Beyond O’Keefe’s reach remains the prospect that commercial space will face more contraction as the market for satellite services cools, and as space launch service providers remain flush with excess vehicles. The New Year will bring one good development for the U.S. commercial interests, though. The age of the EELV will begin next year, testing the intent of Gen. Moorman’s study nearly a decade ago to see if the throw-away rocket still has the potential to reduce launch costs and better compete with providers abroad. Even if the Delta IV and Atlas V stables reduce costs 25 to 50 percent from today’s levels, another round of ELV technology may be in the cards, an EELV II that could sport a reusable element such as a booster.

And, lastly, beyond all of these issues remain the question of the viability of the industry itself. The U.S. Aerospace Commission should deliver its report next fall. That could serve as a roadmap out of today’s troubles to a time when government policy and industry investments come together to revitalize U.S. space interests.

Or it can prove to be yet another Washington report.

It was, after all, former Air Force Secretary Shelia Widnall that once said it best.
“The Earth is covered by two thirds water,” she said, “and one third launch studies…”

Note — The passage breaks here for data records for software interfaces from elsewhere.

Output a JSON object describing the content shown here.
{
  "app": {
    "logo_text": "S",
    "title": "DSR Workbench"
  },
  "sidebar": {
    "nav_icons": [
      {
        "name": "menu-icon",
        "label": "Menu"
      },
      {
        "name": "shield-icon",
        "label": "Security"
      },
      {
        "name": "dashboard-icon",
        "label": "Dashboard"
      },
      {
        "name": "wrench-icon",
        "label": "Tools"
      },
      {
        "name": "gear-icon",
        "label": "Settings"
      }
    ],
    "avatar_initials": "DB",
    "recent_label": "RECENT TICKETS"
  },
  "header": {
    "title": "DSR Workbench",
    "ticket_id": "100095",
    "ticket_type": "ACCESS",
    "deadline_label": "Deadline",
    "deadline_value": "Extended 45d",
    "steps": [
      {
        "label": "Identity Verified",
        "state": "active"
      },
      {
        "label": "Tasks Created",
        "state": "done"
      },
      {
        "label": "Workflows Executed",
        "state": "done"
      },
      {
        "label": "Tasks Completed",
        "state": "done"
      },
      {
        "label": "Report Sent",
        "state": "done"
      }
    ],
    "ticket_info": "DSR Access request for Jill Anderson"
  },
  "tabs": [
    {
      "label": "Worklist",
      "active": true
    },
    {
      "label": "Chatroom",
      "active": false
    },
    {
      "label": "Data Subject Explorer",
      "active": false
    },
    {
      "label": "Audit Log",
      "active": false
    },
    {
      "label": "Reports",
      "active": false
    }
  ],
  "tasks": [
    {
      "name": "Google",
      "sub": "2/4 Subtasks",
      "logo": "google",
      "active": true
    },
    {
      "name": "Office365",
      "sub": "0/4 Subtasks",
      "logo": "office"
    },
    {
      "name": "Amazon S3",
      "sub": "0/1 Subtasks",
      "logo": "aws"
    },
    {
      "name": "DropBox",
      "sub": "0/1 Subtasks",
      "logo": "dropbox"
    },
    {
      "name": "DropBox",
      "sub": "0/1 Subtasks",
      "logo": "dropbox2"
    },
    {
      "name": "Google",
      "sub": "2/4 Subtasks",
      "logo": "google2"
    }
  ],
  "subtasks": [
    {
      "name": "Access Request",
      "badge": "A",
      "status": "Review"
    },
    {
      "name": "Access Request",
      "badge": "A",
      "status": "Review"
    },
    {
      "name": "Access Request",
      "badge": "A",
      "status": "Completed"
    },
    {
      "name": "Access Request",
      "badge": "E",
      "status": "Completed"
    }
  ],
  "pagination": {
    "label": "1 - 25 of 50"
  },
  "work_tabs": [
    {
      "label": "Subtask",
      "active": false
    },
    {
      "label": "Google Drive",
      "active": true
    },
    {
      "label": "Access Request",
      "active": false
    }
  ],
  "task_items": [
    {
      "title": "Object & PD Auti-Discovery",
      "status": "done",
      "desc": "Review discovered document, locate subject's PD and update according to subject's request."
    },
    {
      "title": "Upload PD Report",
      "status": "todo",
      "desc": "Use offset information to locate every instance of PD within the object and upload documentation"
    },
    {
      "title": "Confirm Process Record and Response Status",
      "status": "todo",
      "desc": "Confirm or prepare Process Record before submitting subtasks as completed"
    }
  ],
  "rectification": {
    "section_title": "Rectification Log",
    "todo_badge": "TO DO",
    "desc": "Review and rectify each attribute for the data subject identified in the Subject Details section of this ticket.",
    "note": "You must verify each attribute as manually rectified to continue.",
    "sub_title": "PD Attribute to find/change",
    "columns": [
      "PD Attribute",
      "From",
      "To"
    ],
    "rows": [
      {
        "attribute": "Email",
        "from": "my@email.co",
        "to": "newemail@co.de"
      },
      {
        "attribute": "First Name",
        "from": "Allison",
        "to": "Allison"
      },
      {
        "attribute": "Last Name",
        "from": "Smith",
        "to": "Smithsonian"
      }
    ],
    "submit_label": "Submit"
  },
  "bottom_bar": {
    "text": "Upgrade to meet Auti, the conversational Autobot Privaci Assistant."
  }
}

Ahead for 2002 is the prospect that change will sweep over the agency and the industry in productive ways, clearing the field for new players, new achievements, and new hope. Hope that with all we have at our disposal, space will remain and become even more relevant to the future of freedom.

From this vantage point a year ago, no one could have predicted the fate that awaited America in that fabled year of 2001. But what we have as the year closes is not only each other, but hope within uncertainty and the survival of our questing, nurturing, exploring spirit.

That spirit can never be killed by any terrorist’s weapon. Only our own cynicism can do that.
Such is the prospect of our time, marking an untidy process of renewal and change nearly as old as the idea of spaceflight itself.

Happy New 2002

The information contained herein are the authors own and are not affiliated with any other society, organization, or institution. Publication does not constitute endorsement of either editorial content or sponsoring web site. Have information about space transportation? Email the editor at sietzen@erols.com